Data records
===

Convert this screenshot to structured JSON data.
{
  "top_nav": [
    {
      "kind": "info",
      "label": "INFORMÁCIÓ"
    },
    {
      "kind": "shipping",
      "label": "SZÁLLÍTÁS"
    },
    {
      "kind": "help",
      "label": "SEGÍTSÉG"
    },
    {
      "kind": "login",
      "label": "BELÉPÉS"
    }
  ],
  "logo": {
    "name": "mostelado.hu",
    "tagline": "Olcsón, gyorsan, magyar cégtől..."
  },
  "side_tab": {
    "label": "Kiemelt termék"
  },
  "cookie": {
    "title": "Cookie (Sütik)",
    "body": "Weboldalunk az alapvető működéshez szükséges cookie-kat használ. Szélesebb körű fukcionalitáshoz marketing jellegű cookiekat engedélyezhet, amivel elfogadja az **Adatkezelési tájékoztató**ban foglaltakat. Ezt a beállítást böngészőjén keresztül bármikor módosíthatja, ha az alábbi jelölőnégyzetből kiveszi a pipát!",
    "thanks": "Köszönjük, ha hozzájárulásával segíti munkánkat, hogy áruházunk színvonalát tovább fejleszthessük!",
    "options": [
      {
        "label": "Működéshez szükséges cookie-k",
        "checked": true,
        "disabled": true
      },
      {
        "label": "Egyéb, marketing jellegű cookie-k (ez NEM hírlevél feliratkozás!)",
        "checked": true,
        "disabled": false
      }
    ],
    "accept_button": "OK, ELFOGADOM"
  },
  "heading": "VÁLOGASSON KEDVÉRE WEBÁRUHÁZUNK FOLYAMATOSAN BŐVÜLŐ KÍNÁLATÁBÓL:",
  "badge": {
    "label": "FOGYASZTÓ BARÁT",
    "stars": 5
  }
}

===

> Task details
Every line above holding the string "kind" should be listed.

> Output for this exercise
      "kind": "info",
      "kind": "shipping",
      "kind": "help",
      "kind": "login",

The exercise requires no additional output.